Sunday, March 25, 2007
Well not actually in the woodshed but lurking under the weed suppressant fabric to be exact. The spring sunshine coaxed me out yesterday to do a bit of digging. I dug over one of the beds and planted out the broad bean seedlings that have been growing fast and furious in the cold frame. In went some sweet peas too. Didn’t get a chance to harden them off first so hope they’ll do ok. Anyway, as I was turning over the soil I chanced upon not one but three New Zealand Flatworms. There have been warnings about these on the allotment notice-board for some months but it was a bit disheartening to see them thriving on the plot. Garden Organic explain these worms like to hide under things and so the fabric has been a boon. Trouble is they also like to chomp their way through earthworms which isn’t so good. As Head Burro argues sometimes garden pests are just evil and must be seen off – in the case of flatworms their recommended mode of dispatch seems to be by squashing, burning or submersion in salt water.
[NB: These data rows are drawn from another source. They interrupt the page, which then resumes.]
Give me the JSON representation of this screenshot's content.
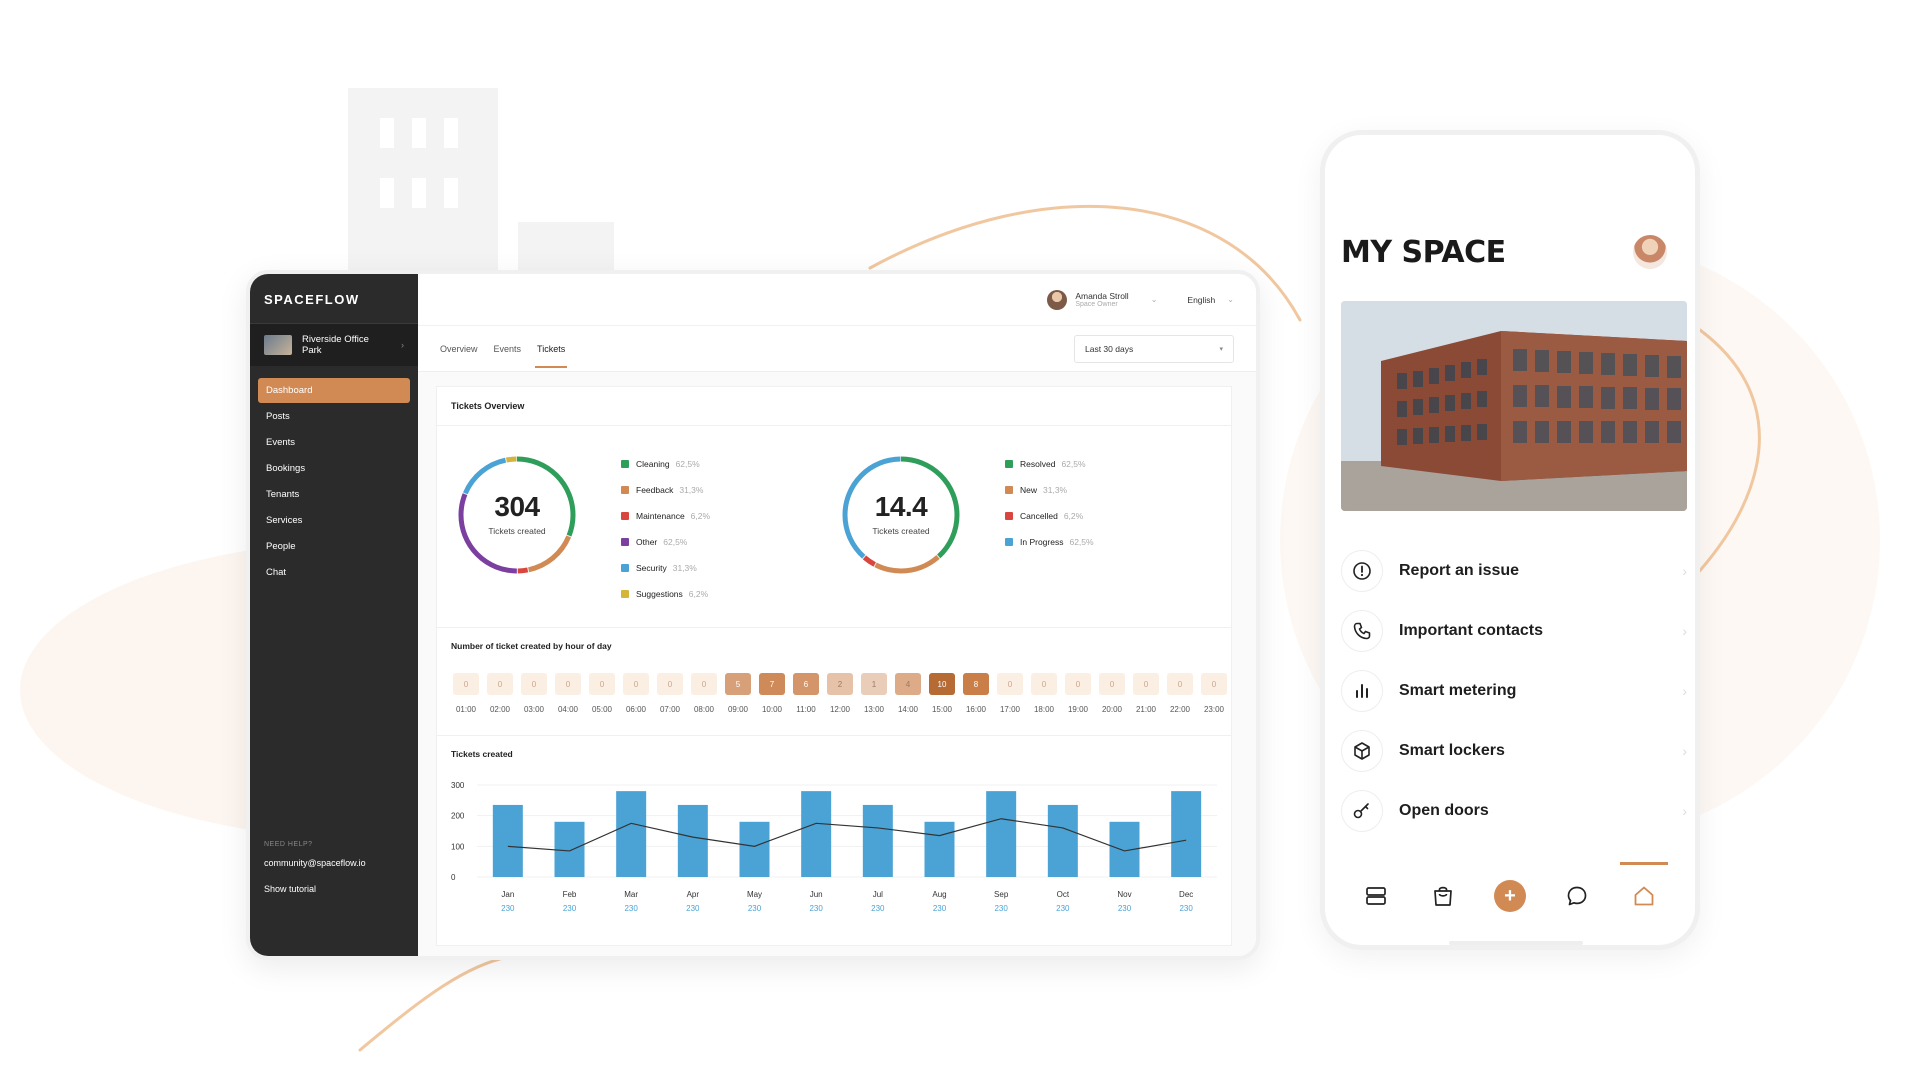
{
  "dashboard": {
    "brand": "SPACEFLOW",
    "property": "Riverside Office Park",
    "nav": [
      {
        "label": "Dashboard",
        "active": true
      },
      {
        "label": "Posts"
      },
      {
        "label": "Events"
      },
      {
        "label": "Bookings"
      },
      {
        "label": "Tenants"
      },
      {
        "label": "Services"
      },
      {
        "label": "People"
      },
      {
        "label": "Chat"
      }
    ],
    "help": {
      "label": "NEED HELP?",
      "email": "community@spaceflow.io",
      "tutorial": "Show tutorial"
    },
    "user": {
      "name": "Amanda Stroll",
      "role": "Space Owner"
    },
    "language": "English",
    "tabs": [
      "Overview",
      "Events",
      "Tickets"
    ],
    "active_tab": "Tickets",
    "date_range": "Last 30 days",
    "card_title": "Tickets Overview",
    "donut1": {
      "value": "304",
      "label": "Tickets created"
    },
    "donut2": {
      "value": "14.4",
      "label": "Tickets created"
    },
    "legend1": [
      {
        "label": "Cleaning",
        "pct": "62,5%",
        "color": "#2f9e5b"
      },
      {
        "label": "Feedback",
        "pct": "31,3%",
        "color": "#d28a54"
      },
      {
        "label": "Maintenance",
        "pct": "6,2%",
        "color": "#d9463e"
      },
      {
        "label": "Other",
        "pct": "62,5%",
        "color": "#7b3fa0"
      },
      {
        "label": "Security",
        "pct": "31,3%",
        "color": "#4aa3d4"
      },
      {
        "label": "Suggestions",
        "pct": "6,2%",
        "color": "#d4b43a"
      }
    ],
    "legend2": [
      {
        "label": "Resolved",
        "pct": "62,5%",
        "color": "#2f9e5b"
      },
      {
        "label": "New",
        "pct": "31,3%",
        "color": "#d28a54"
      },
      {
        "label": "Cancelled",
        "pct": "6,2%",
        "color": "#d9463e"
      },
      {
        "label": "In Progress",
        "pct": "62,5%",
        "color": "#4aa3d4"
      }
    ],
    "hours_title": "Number of ticket created by hour of day",
    "hours": [
      {
        "h": "01:00",
        "v": "0"
      },
      {
        "h": "02:00",
        "v": "0"
      },
      {
        "h": "03:00",
        "v": "0"
      },
      {
        "h": "04:00",
        "v": "0"
      },
      {
        "h": "05:00",
        "v": "0"
      },
      {
        "h": "06:00",
        "v": "0"
      },
      {
        "h": "07:00",
        "v": "0"
      },
      {
        "h": "08:00",
        "v": "0"
      },
      {
        "h": "09:00",
        "v": "5"
      },
      {
        "h": "10:00",
        "v": "7"
      },
      {
        "h": "11:00",
        "v": "6"
      },
      {
        "h": "12:00",
        "v": "2"
      },
      {
        "h": "13:00",
        "v": "1"
      },
      {
        "h": "14:00",
        "v": "4"
      },
      {
        "h": "15:00",
        "v": "10"
      },
      {
        "h": "16:00",
        "v": "8"
      },
      {
        "h": "17:00",
        "v": "0"
      },
      {
        "h": "18:00",
        "v": "0"
      },
      {
        "h": "19:00",
        "v": "0"
      },
      {
        "h": "20:00",
        "v": "0"
      },
      {
        "h": "21:00",
        "v": "0"
      },
      {
        "h": "22:00",
        "v": "0"
      },
      {
        "h": "23:00",
        "v": "0"
      }
    ],
    "bar_title": "Tickets created"
  },
  "chart_data": {
    "type": "bar",
    "title": "Tickets created",
    "categories": [
      "Jan",
      "Feb",
      "Mar",
      "Apr",
      "May",
      "Jun",
      "Jul",
      "Aug",
      "Sep",
      "Oct",
      "Nov",
      "Dec"
    ],
    "sublabels": [
      "230",
      "230",
      "230",
      "230",
      "230",
      "230",
      "230",
      "230",
      "230",
      "230",
      "230",
      "230"
    ],
    "series": [
      {
        "type": "bar",
        "values": [
          235,
          180,
          280,
          235,
          180,
          280,
          235,
          180,
          280,
          235,
          180,
          280
        ],
        "color": "#4aa3d4"
      },
      {
        "type": "line",
        "values": [
          100,
          85,
          175,
          130,
          100,
          175,
          160,
          135,
          190,
          160,
          85,
          120
        ],
        "color": "#333333"
      }
    ],
    "yticks": [
      "300",
      "200",
      "100",
      "0"
    ],
    "ylim": [
      0,
      300
    ]
  },
  "phone": {
    "title": "MY SPACE",
    "menu": [
      {
        "label": "Report an issue",
        "icon": "alert-circle-icon"
      },
      {
        "label": "Important contacts",
        "icon": "phone-icon"
      },
      {
        "label": "Smart metering",
        "icon": "bar-chart-icon"
      },
      {
        "label": "Smart lockers",
        "icon": "package-icon"
      },
      {
        "label": "Open doors",
        "icon": "key-icon"
      }
    ],
    "tabbar": [
      "feed-icon",
      "shopping-bag-icon",
      "plus-icon",
      "chat-icon",
      "home-icon"
    ],
    "accent": "#d28a54"
  }
}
Tuesday, March 20, 2007
Should you have the mind to you can send off for ‘a superb 32-page full colour booklet crammed with information on how to attract birds to your garden’ produced by the RSPB. Alternatively, you could just try growing purple sprouting broccoli. It takes a whole year, I’ll say that again for emphasis, a whole year to grow psb. The plants on the plot have been doing really well: tall stems, lots of leaves and shoots and then came the birds… At this rate I won’t get to eat any of it. I’ve wrapped and netted it as best I can but the wind keeps unwrapping it like a packed lunch for our feathered friends…
In the hope that you might have more luck with your crop here is a recipe for psb and pasta from the BBC:
Preparation time less than 30 mins
Cooking time 10 to 30 mins
1kg/2¼lb purple sprouting broccoli
1 medium sized fresh red chilli (not too hot)
2 cloves garlic, peeled
1 small tin of anchovy fillets in olive oil, drained
good quality olive oil
350g/12oz pasta fusilli, oriecchiette, penne rigate or conchiglie are the most suitable shapes
parmesan or hard pecorino cheese to grate
salt and pepper
1. Put a large pan of water on to boil with a little salt.
2. Trim the outer leaves and woody stalks from the broccoli, you will lose at least half the vegetables by this process. Wash the good bits and chop into 1cm/½in sections. Cut the chilli in half lengthways and scrape out the seeds and the attached pith. Chop the chilli flesh, the garlic and the anchovies finely. In another large pan warm 4tbsp/60ml/2fl oz of olive oil over a medium flame and add the chilli, garlic and anchovies. Sweat these for a minute or so and add the broccoli, season with a little salt and pepper, then continue to cook gently whilst the pasta boils.
3. Drop the pasta in the boiling water and stir immediately. Cook until just tender with a little bit of resistance to the bite (al dente). This could take anything between 7 and 12 minutes depending on the type of pasta you choose (orecchiette is the slowest and incidentally the absolutely authentic type for this dish).
4. Grate 4tbsp of the cheese and reserve. After the pasta has been cooking for 5 minutes transfer a small ladle of the cooking water to the broccoli. Keeping over a high heat, add another 2 tbsp/30ml/1fl oz of oil and add the cheese. Toss and serve immediately.
Monday, March 12, 2007
Sunday, March 11, 2007
Back in October I sowed a few handfuls of Winter Tares as a green manure. Despite the late sowing, the plants sprouted well and have been growing away all winter. My jury was out on whether this would work as a weed suppressant as well as a soil conditioner – but it seems to have faired well on both counts. There were only a few clumps of grass in amongst the plants so I think I try this again this year. Dug it all in and then sat back with a nice cuppa. This is what Sundays should be about.